Join us in celebrating
National Sorry Day and the launch of the Barambah: Cherbourg Exhibition.
Morning tea will be provided.
Ceramic sculptures by Rhonda Dee
This exhibition showcases the visual arts practice of Stephanie Peters, Diamando Koutsellis, Rhonda Dee and Seraphina Martin. These are some of the wonderful practitioners who also provide teaching support for Bankstown Arts Centre's visual arts programs.
About the work (above)This series of works are an attempt to pay closer attention to how it feels to be human in a time of deep uncertainty. Sculptures openly engage with the macabre, the grotesque, and the idea of death and life through the materiality of clay. These objects highlight an exchange of possibilities and tensions and bring in to question the perception of self and other.
Credit: Photograph by Christopher Woe
Rolling Musical Screech is a series of printed signs on posts with images of birds and the descriptions of the bird's voices that inhabit the park surrounding the Bankstown Arts Centre. The work uses the ubiquitous road sign form to draw people's attention to local birds and their often unheard songs and voices. The selection of birds – the Magpie, Fig Bird, Ibis, Koel and Indian Myna is a mix of endemic, migratory and introduced species to the area. Bird communities are like human communities targeted, displaced and vulnerable in a rapidly changing urban environment with high-density housing, new transport systems and the removal of trees, parklands and waterways.
Sue Pedley is a mid-career artist who researches place, community, culture and history in relation to materiality through site-specific installation and interdisciplinary practice. Sue has worked with musicians, architects and designers and has been invited to work with urban and rural communities in Australia and Japan. Sue explores ways to reformulate the basic elements of time, light and space and experiments with different materials and their connection to place.
Growing up today has a lot more challenges than a few decades ago.
Especially in an urban environment, it becomes harder for children to connect to their inner wilder self where imaginary worlds are created and explored. This is mostly due to the lack of nature around them. Extra curriculum and after-school tutoring and video games can also take time away from and unstructured play.
Mandy Schöne-Salter is an interdisciplinary artist working in urban art, photography and community art.
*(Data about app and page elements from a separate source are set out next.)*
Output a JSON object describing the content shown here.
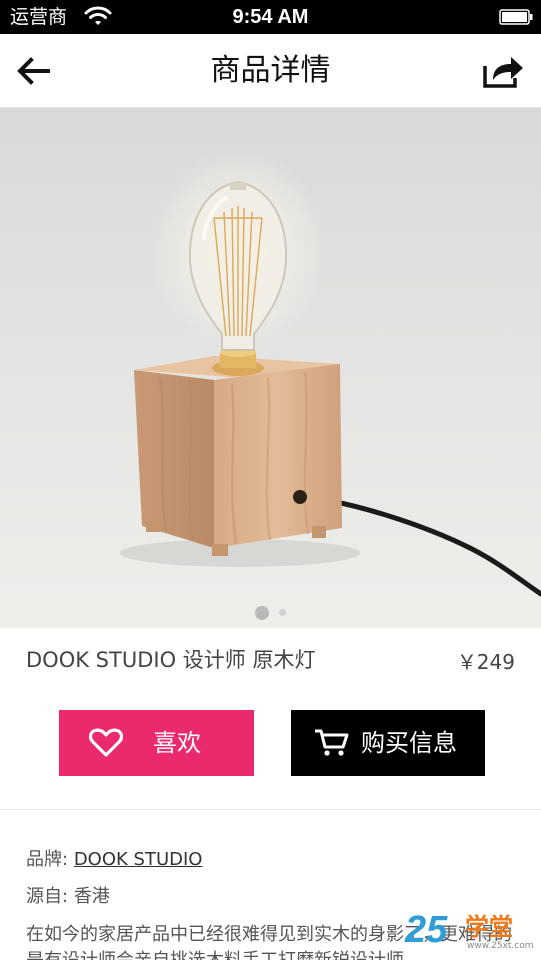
{
  "status_bar": {
    "carrier": "运营商",
    "time": "9:54 AM"
  },
  "nav": {
    "title": "商品详情",
    "back_icon": "back-arrow-icon",
    "share_icon": "share-icon"
  },
  "gallery": {
    "total_pages": 2,
    "current_page": 1
  },
  "product": {
    "name": "DOOK STUDIO 设计师 原木灯",
    "price": "￥249"
  },
  "actions": {
    "like_label": "喜欢",
    "buy_label": "购买信息",
    "like_color": "#ea2a6c",
    "buy_color": "#000000"
  },
  "details": {
    "brand_label": "品牌:",
    "brand_value": "DOOK STUDIO",
    "origin_label": "源自:",
    "origin_value": "香港",
    "description": "在如今的家居产品中已经很难得见到实木的身影了，更难得的是有设计师会亲自挑选木料手工打磨新锐设计师"
  },
  "watermark": {
    "number": "25",
    "text": "学堂",
    "url": "www.25xt.com"
  }
}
She studied photography at the Nepean Arts and Design Centre and participated in an intensive Public Art workshop led by New York Artist Kendal Henry. Since 2013 Mandy has worked on multiple street art projects in Australia and Germany under the synonym MAN.De.
Facebook @mandy.schoenesalter Instagram @artist_man.de
Bankstown Arts Centre has a range of artist opportunities. To find out how to exhibit your at Bankstown Arts Centre , go to the
Showcase your work page.
To see previous exhibitions, go to our Previous exhibitions page.